A BRADFORD woman “knew full well” that her home was being used to distribute large quantities of cocaine, a jury heard.

Julie Firth’s eyes were wide open when she allowed her partner, Richard Brown, to store drugs with a street value of £106,000 at the house in Farfield Crescent, Wibsey, it is alleged.

Firth, 48, denies allowing the supply of class A drugs from the premises, saying she had no knowledge of the drug trafficking operation.

Prosecutor Stephen Wood told Bradford Crown Court yesterday that just over two kilos of high purity cocaine were seized from the address on August 10 last year, along with numerous phones, “boxes and boxes” of adulterants and £8,000 in cash.

“The prosecution suggest that you may safely conclude that she knew full well what was going on from the property she shared with Brown. With eyes wide open she allowed her partner to set up a drugs distribution network from the house they shared,” Mr Wood said.

He told the jury that Brown had pleaded guilty to conspiracy to supply cocaine.

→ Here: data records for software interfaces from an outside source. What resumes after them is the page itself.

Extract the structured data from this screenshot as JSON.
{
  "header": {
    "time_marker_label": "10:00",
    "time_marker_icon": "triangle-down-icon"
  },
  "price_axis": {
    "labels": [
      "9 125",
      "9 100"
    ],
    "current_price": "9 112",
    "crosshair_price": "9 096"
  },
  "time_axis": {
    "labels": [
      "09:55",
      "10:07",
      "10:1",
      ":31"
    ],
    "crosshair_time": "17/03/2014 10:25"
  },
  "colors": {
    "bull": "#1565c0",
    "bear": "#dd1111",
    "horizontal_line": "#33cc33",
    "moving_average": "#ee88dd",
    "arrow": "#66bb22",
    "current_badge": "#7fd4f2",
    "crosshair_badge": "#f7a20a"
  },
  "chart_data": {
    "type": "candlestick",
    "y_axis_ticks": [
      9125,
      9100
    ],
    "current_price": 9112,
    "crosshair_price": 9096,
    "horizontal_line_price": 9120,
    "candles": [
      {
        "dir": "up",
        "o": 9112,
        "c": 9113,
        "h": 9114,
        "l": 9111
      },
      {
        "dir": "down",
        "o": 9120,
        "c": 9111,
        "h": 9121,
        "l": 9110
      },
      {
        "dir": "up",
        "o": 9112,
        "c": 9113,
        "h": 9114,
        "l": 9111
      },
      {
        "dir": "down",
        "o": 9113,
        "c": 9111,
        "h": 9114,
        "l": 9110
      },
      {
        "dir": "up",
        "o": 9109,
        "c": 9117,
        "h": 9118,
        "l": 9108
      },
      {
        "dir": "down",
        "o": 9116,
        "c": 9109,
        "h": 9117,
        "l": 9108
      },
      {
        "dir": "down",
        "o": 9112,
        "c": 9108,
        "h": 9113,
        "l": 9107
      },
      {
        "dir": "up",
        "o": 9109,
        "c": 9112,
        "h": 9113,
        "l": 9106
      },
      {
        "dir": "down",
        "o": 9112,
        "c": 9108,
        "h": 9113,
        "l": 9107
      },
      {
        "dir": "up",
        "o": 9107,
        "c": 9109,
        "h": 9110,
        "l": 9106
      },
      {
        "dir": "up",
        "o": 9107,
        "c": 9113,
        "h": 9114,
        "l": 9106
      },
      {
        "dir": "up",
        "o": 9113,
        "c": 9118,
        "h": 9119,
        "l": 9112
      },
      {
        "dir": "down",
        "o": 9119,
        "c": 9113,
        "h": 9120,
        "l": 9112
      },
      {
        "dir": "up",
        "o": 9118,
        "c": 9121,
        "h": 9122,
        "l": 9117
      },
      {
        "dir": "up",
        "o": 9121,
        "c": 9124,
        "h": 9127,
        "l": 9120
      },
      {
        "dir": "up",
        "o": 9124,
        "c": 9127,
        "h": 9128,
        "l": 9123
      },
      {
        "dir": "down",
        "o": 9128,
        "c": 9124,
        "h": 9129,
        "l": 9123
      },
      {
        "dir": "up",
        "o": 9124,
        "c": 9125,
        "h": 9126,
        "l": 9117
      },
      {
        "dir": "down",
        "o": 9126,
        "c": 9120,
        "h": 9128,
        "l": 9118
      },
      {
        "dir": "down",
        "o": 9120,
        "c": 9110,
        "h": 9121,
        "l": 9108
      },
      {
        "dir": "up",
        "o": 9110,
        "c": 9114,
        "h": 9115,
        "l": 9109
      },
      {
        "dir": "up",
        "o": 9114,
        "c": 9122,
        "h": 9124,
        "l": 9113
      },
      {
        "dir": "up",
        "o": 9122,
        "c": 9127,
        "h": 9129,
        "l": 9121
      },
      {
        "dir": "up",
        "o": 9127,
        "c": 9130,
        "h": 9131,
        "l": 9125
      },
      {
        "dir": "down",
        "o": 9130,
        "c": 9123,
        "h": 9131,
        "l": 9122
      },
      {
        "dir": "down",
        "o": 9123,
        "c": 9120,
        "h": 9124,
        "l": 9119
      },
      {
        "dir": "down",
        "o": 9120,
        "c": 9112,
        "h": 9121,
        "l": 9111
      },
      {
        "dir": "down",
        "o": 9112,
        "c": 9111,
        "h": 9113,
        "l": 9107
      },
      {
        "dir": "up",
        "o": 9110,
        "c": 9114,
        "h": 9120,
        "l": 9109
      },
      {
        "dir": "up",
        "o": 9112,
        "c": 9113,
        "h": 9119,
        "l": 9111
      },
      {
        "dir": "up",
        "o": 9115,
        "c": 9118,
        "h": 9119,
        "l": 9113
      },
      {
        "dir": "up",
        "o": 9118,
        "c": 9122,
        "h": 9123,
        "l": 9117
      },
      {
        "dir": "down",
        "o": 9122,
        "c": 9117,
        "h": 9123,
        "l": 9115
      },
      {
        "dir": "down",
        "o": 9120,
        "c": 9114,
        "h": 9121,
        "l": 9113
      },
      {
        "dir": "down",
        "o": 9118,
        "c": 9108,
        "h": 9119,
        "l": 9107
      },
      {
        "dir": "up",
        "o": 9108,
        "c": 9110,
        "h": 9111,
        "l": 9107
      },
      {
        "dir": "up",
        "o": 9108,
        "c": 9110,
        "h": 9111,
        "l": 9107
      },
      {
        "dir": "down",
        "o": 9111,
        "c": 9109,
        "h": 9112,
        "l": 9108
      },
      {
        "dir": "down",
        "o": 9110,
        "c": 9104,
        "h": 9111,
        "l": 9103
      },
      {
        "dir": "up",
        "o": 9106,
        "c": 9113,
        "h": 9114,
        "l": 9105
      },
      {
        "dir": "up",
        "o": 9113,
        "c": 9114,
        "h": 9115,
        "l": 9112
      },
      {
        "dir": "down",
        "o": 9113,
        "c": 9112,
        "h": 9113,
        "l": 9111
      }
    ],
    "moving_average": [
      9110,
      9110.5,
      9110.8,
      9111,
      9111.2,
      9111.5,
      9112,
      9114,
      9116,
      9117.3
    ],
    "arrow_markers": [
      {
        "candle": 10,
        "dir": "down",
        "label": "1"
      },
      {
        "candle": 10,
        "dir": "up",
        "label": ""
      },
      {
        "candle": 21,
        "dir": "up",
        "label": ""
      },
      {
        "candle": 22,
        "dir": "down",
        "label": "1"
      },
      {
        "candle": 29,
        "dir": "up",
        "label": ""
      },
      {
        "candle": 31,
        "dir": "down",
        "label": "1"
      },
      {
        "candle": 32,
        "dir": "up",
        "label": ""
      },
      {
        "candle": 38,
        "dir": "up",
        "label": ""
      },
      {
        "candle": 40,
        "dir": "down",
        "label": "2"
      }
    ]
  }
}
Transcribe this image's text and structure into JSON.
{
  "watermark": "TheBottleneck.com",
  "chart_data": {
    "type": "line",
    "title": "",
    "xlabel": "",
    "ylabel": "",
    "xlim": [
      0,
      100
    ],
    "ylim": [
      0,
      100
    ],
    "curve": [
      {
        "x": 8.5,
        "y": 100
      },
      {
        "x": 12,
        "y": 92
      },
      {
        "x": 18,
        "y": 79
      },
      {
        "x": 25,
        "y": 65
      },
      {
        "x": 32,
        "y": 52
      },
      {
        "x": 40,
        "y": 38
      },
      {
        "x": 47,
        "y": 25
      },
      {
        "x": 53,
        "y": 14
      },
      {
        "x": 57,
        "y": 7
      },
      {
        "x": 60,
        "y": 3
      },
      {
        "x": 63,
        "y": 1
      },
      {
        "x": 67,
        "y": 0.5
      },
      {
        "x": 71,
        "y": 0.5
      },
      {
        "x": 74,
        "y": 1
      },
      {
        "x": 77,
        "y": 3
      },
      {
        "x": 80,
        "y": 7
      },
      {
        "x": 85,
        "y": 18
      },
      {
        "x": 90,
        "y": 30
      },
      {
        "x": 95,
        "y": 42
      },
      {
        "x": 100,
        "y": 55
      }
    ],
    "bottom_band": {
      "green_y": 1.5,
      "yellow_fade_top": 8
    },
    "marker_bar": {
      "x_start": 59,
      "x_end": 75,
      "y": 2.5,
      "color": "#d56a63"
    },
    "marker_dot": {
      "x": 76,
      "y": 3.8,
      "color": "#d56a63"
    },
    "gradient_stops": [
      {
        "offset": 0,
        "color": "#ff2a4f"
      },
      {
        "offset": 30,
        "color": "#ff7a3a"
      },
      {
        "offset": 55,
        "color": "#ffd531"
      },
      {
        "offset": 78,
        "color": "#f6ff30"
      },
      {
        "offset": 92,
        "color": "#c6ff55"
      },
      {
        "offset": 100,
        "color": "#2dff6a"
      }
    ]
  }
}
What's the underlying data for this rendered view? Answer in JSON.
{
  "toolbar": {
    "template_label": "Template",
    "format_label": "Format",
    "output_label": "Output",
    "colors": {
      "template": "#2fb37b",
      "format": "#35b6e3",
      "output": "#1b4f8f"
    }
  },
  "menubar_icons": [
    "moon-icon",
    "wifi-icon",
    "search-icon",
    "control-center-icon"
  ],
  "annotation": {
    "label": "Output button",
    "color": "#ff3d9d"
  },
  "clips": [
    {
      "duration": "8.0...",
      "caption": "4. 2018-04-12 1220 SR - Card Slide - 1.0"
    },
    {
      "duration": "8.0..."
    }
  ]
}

“That guilty plea cannot prove that this defendant is guilty of this offence. But what it does demonstrate is that cocaine was in fact being supplied out of the address,” Mr Wood said.

He told the court the potential profits from the trafficking conspiracy were enormous and alleged that Firth’s house was the hub of the operation.

The conspiracy, headed by Brown and a man called Sherman Mallinson, involved the movement of large quantities of cocaine from West Yorkshire to South Yorkshire. Others played a role by transporting or storing the drugs for onward transit and sale on the street.

The jury heard that the police watched the suspected movement of drugs between Bradford and South Yorkshire.

On August 10 last year, Firth handed a carrier bag to a man called John Lowcock when he called at her home. Lowcock’s Mercedes travelled to Doncaster Road, Tickhill, and he took a carrier bag into the property.

When the police searched the house, they found packages of cocaine valued at £50,000.

The search of the Farfield Crescent address on the same day yielded a black shoulder bag containing £8,020 in bank notes. Packages of cocaine were seized from the kitchen and the utility room, with 22 sealed boxes of baking soda.

Mr Wood said the cocaine would have a street value of £106,640 if split into average street deals.

Firth told the police she did not know what was in the bag the man came to collect and she denied any knowledge of the other drugs.

Mr Wood told the jury: “How could she not have noticed the bag of drugs on the settee? How could she not have noticed the boxes and boxes of adulterants? The bag of cash on the settee? The other large quantities of drugs in the house? How could she not know what was really going on?”

The trial continues.